• [What to produce]: Retype the records below exactly as they stand, omitting the pictures.

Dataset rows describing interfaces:
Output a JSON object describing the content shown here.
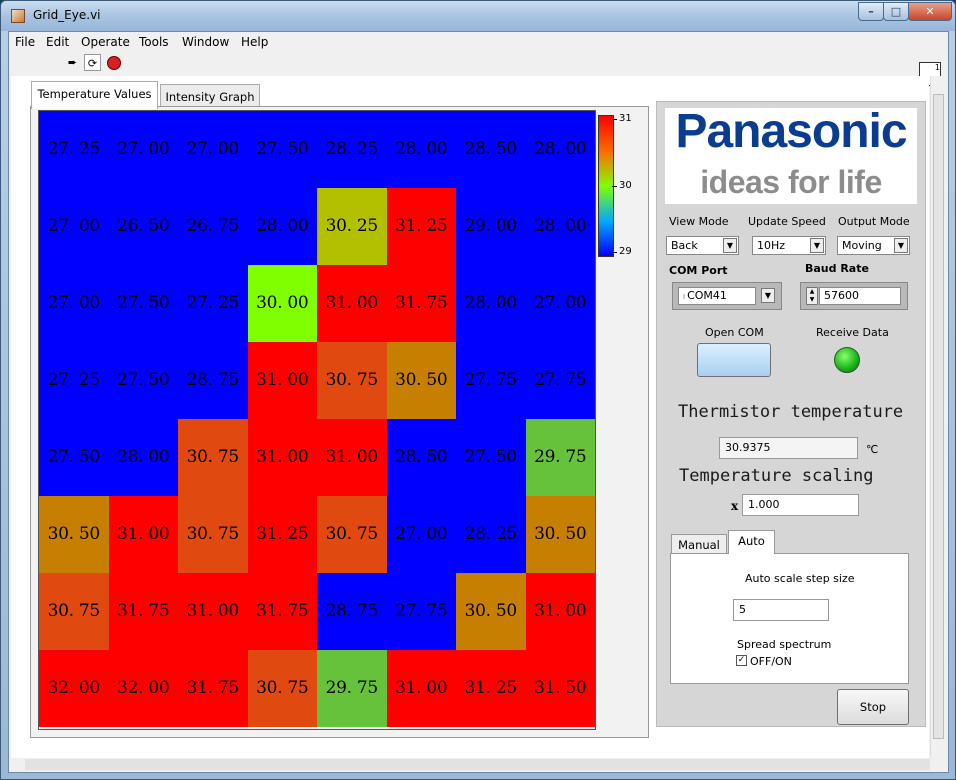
{
  "window": {
    "title": "Grid_Eye.vi"
  },
  "menu": {
    "file": "File",
    "edit": "Edit",
    "operate": "Operate",
    "tools": "Tools",
    "window": "Window",
    "help": "Help"
  },
  "tabs": {
    "temperature_values": "Temperature Values",
    "intensity_graph": "Intensity Graph"
  },
  "colorbar": {
    "max": "31",
    "mid": "30",
    "min": "29"
  },
  "grid": [
    [
      "27. 25",
      "27. 00",
      "27. 00",
      "27. 50",
      "28. 25",
      "28. 00",
      "28. 50",
      "28. 00"
    ],
    [
      "27. 00",
      "26. 50",
      "26. 75",
      "28. 00",
      "30. 25",
      "31. 25",
      "29. 00",
      "28. 00"
    ],
    [
      "27. 00",
      "27. 50",
      "27. 25",
      "30. 00",
      "31. 00",
      "31. 75",
      "28. 00",
      "27. 00"
    ],
    [
      "27. 25",
      "27. 50",
      "28. 75",
      "31. 00",
      "30. 75",
      "30. 50",
      "27. 75",
      "27. 75"
    ],
    [
      "27. 50",
      "28. 00",
      "30. 75",
      "31. 00",
      "31. 00",
      "28. 50",
      "27. 50",
      "29. 75"
    ],
    [
      "30. 50",
      "31. 00",
      "30. 75",
      "31. 25",
      "30. 75",
      "27. 00",
      "28. 25",
      "30. 50"
    ],
    [
      "30. 75",
      "31. 75",
      "31. 00",
      "31. 75",
      "28. 75",
      "27. 75",
      "30. 50",
      "31. 00"
    ],
    [
      "32. 00",
      "32. 00",
      "31. 75",
      "30. 75",
      "29. 75",
      "31. 00",
      "31. 25",
      "31. 50"
    ]
  ],
  "colors": {
    "blue": "#0000ff",
    "red": "#ff0000",
    "green": "#66c23a",
    "lime": "#80ff00",
    "olive": "#b3c000",
    "orange": "#c67f00",
    "redorange": "#e04a10"
  },
  "logo": {
    "brand": "Panasonic",
    "tagline": "ideas for life"
  },
  "controls": {
    "view_mode_label": "View Mode",
    "view_mode_value": "Back",
    "update_speed_label": "Update Speed",
    "update_speed_value": "10Hz",
    "output_mode_label": "Output Mode",
    "output_mode_value": "Moving",
    "com_port_label": "COM Port",
    "com_port_value": "COM41",
    "baud_rate_label": "Baud Rate",
    "baud_rate_value": "57600",
    "open_com_label": "Open COM",
    "receive_data_label": "Receive Data",
    "thermistor_label": "Thermistor temperature",
    "thermistor_value": "30.9375",
    "thermistor_unit": "℃",
    "scaling_label": "Temperature scaling",
    "scaling_prefix": "x",
    "scaling_value": "1.000",
    "tab_manual": "Manual",
    "tab_auto": "Auto",
    "auto_step_label": "Auto scale step size",
    "auto_step_value": "5",
    "spread_label": "Spread spectrum",
    "spread_toggle": "OFF/ON",
    "stop_label": "Stop"
  }
}
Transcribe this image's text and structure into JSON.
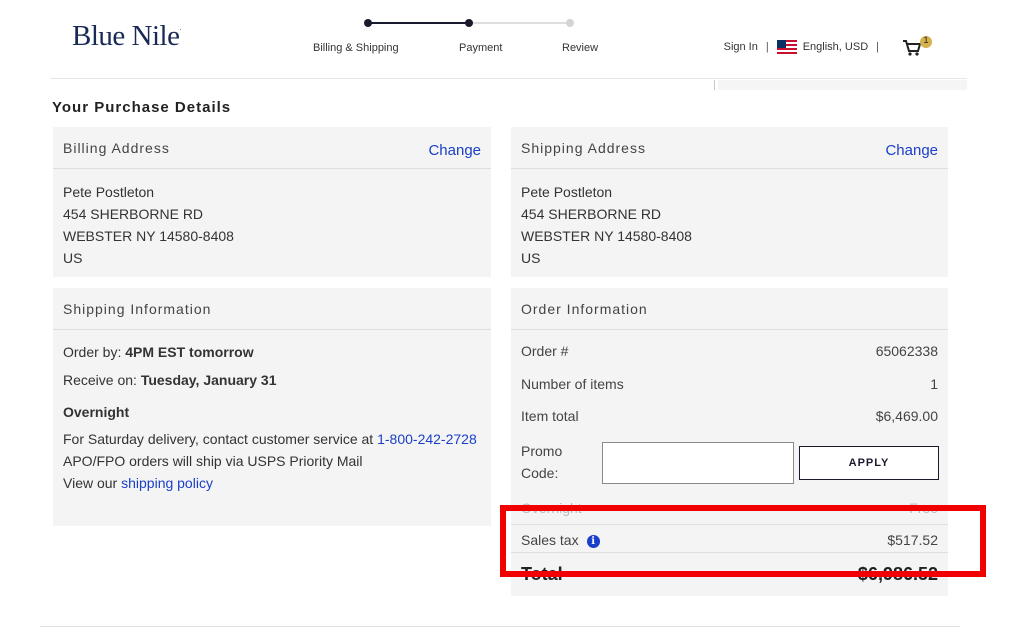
{
  "header": {
    "logo_text": "Blue Nile",
    "logo_mark": ".",
    "steps": [
      "Billing & Shipping",
      "Payment",
      "Review"
    ],
    "sign_in": "Sign In",
    "separator": "|",
    "language": "English, USD",
    "cart_count": "1"
  },
  "page_title": "Your Purchase Details",
  "billing": {
    "title": "Billing Address",
    "change": "Change",
    "name": "Pete Postleton",
    "street": "454 SHERBORNE RD",
    "city": "WEBSTER NY 14580-8408",
    "country": "US"
  },
  "shipping_address": {
    "title": "Shipping Address",
    "change": "Change",
    "name": "Pete Postleton",
    "street": "454 SHERBORNE RD",
    "city": "WEBSTER NY 14580-8408",
    "country": "US"
  },
  "shipping_info": {
    "title": "Shipping Information",
    "order_by_label": "Order by:",
    "order_by_value": "4PM EST tomorrow",
    "receive_label": "Receive on:",
    "receive_value": "Tuesday, January 31",
    "method": "Overnight",
    "saturday_text": "For Saturday delivery, contact customer service at ",
    "phone": "1-800-242-2728",
    "apo_text": "APO/FPO orders will ship via USPS Priority Mail",
    "policy_prefix": "View our ",
    "policy_link": "shipping policy"
  },
  "order_info": {
    "title": "Order Information",
    "order_number_label": "Order #",
    "order_number_value": "65062338",
    "items_label": "Number of items",
    "items_value": "1",
    "item_total_label": "Item total",
    "item_total_value": "$6,469.00",
    "promo_label_1": "Promo",
    "promo_label_2": "Code:",
    "promo_placeholder": "",
    "apply_label": "APPLY",
    "overnight_label": "Overnight",
    "overnight_value": "Free",
    "sales_tax_label": "Sales tax",
    "sales_tax_value": "$517.52",
    "total_label": "Total",
    "total_value": "$6,986.52"
  },
  "colors": {
    "brand_navy": "#1a2a56",
    "link_blue": "#1a3fc8",
    "highlight_red": "#f00000",
    "panel_bg": "#f4f4f4"
  }
}
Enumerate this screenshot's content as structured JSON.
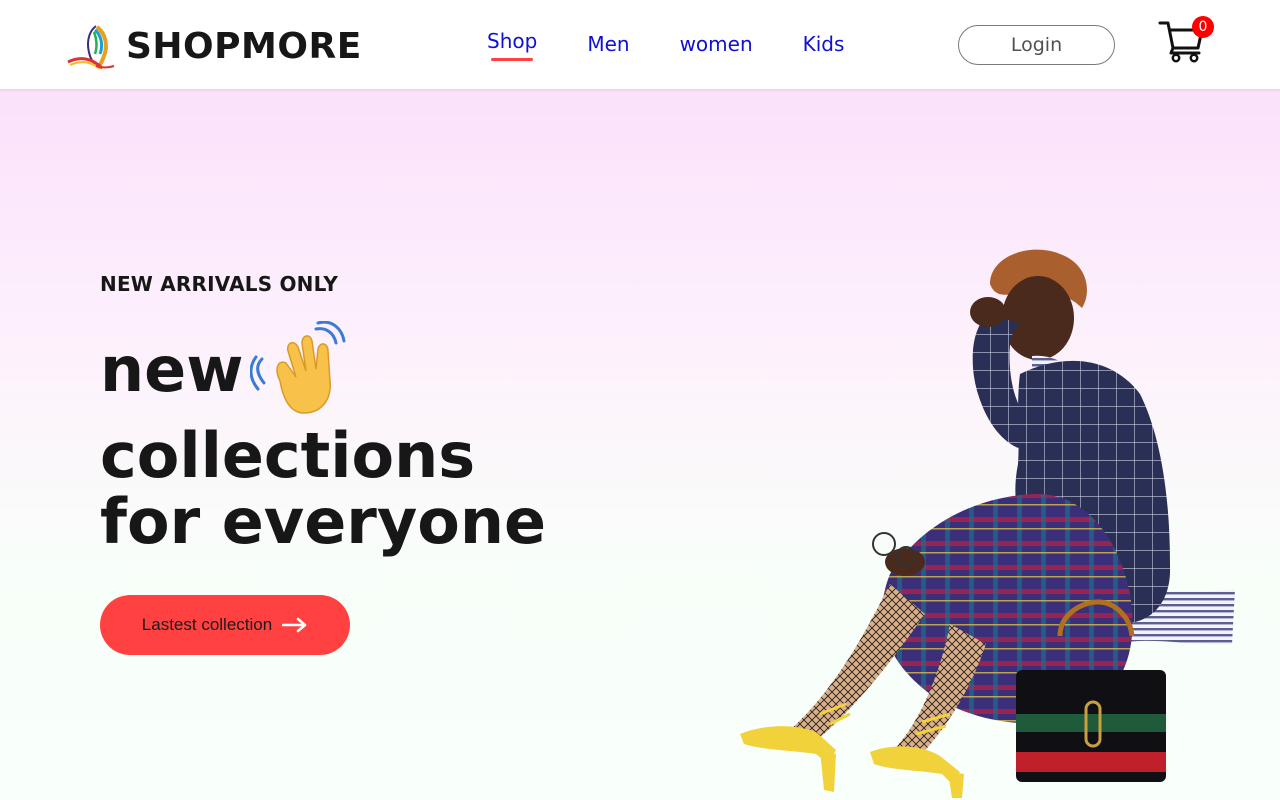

• [Exercise result]:
Output a JSON object describing the content shown here.
{
  "window": {
    "title": "Grid_Eye.vi"
  },
  "menu": {
    "file": "File",
    "edit": "Edit",
    "operate": "Operate",
    "tools": "Tools",
    "window": "Window",
    "help": "Help"
  },
  "tabs": {
    "temperature_values": "Temperature Values",
    "intensity_graph": "Intensity Graph"
  },
  "colorbar": {
    "max": "31",
    "mid": "30",
    "min": "29"
  },
  "grid": [
    [
      "27. 25",
      "27. 00",
      "27. 00",
      "27. 50",
      "28. 25",
      "28. 00",
      "28. 50",
      "28. 00"
    ],
    [
      "27. 00",
      "26. 50",
      "26. 75",
      "28. 00",
      "30. 25",
      "31. 25",
      "29. 00",
      "28. 00"
    ],
    [
      "27. 00",
      "27. 50",
      "27. 25",
      "30. 00",
      "31. 00",
      "31. 75",
      "28. 00",
      "27. 00"
    ],
    [
      "27. 25",
      "27. 50",
      "28. 75",
      "31. 00",
      "30. 75",
      "30. 50",
      "27. 75",
      "27. 75"
    ],
    [
      "27. 50",
      "28. 00",
      "30. 75",
      "31. 00",
      "31. 00",
      "28. 50",
      "27. 50",
      "29. 75"
    ],
    [
      "30. 50",
      "31. 00",
      "30. 75",
      "31. 25",
      "30. 75",
      "27. 00",
      "28. 25",
      "30. 50"
    ],
    [
      "30. 75",
      "31. 75",
      "31. 00",
      "31. 75",
      "28. 75",
      "27. 75",
      "30. 50",
      "31. 00"
    ],
    [
      "32. 00",
      "32. 00",
      "31. 75",
      "30. 75",
      "29. 75",
      "31. 00",
      "31. 25",
      "31. 50"
    ]
  ],
  "colors": {
    "blue": "#0000ff",
    "red": "#ff0000",
    "green": "#66c23a",
    "lime": "#80ff00",
    "olive": "#b3c000",
    "orange": "#c67f00",
    "redorange": "#e04a10"
  },
  "logo": {
    "brand": "Panasonic",
    "tagline": "ideas for life"
  },
  "controls": {
    "view_mode_label": "View Mode",
    "view_mode_value": "Back",
    "update_speed_label": "Update Speed",
    "update_speed_value": "10Hz",
    "output_mode_label": "Output Mode",
    "output_mode_value": "Moving",
    "com_port_label": "COM Port",
    "com_port_value": "COM41",
    "baud_rate_label": "Baud Rate",
    "baud_rate_value": "57600",
    "open_com_label": "Open COM",
    "receive_data_label": "Receive Data",
    "thermistor_label": "Thermistor temperature",
    "thermistor_value": "30.9375",
    "thermistor_unit": "℃",
    "scaling_label": "Temperature scaling",
    "scaling_prefix": "x",
    "scaling_value": "1.000",
    "tab_manual": "Manual",
    "tab_auto": "Auto",
    "auto_step_label": "Auto scale step size",
    "auto_step_value": "5",
    "spread_label": "Spread spectrum",
    "spread_toggle": "OFF/ON",
    "stop_label": "Stop"
  }
}
Transcribe this image's text and structure into JSON.
{
  "header": {
    "logo_text": "Blue Nile",
    "logo_mark": ".",
    "steps": [
      "Billing & Shipping",
      "Payment",
      "Review"
    ],
    "sign_in": "Sign In",
    "separator": "|",
    "language": "English, USD",
    "cart_count": "1"
  },
  "page_title": "Your Purchase Details",
  "billing": {
    "title": "Billing Address",
    "change": "Change",
    "name": "Pete Postleton",
    "street": "454 SHERBORNE RD",
    "city": "WEBSTER NY 14580-8408",
    "country": "US"
  },
  "shipping_address": {
    "title": "Shipping Address",
    "change": "Change",
    "name": "Pete Postleton",
    "street": "454 SHERBORNE RD",
    "city": "WEBSTER NY 14580-8408",
    "country": "US"
  },
  "shipping_info": {
    "title": "Shipping Information",
    "order_by_label": "Order by:",
    "order_by_value": "4PM EST tomorrow",
    "receive_label": "Receive on:",
    "receive_value": "Tuesday, January 31",
    "method": "Overnight",
    "saturday_text": "For Saturday delivery, contact customer service at ",
    "phone": "1-800-242-2728",
    "apo_text": "APO/FPO orders will ship via USPS Priority Mail",
    "policy_prefix": "View our ",
    "policy_link": "shipping policy"
  },
  "order_info": {
    "title": "Order Information",
    "order_number_label": "Order #",
    "order_number_value": "65062338",
    "items_label": "Number of items",
    "items_value": "1",
    "item_total_label": "Item total",
    "item_total_value": "$6,469.00",
    "promo_label_1": "Promo",
    "promo_label_2": "Code:",
    "promo_placeholder": "",
    "apply_label": "APPLY",
    "overnight_label": "Overnight",
    "overnight_value": "Free",
    "sales_tax_label": "Sales tax",
    "sales_tax_value": "$517.52",
    "total_label": "Total",
    "total_value": "$6,986.52"
  },
  "colors": {
    "brand_navy": "#1a2a56",
    "link_blue": "#1a3fc8",
    "highlight_red": "#f00000",
    "panel_bg": "#f4f4f4"
  }
}
Enumerate this screenshot's content as structured JSON.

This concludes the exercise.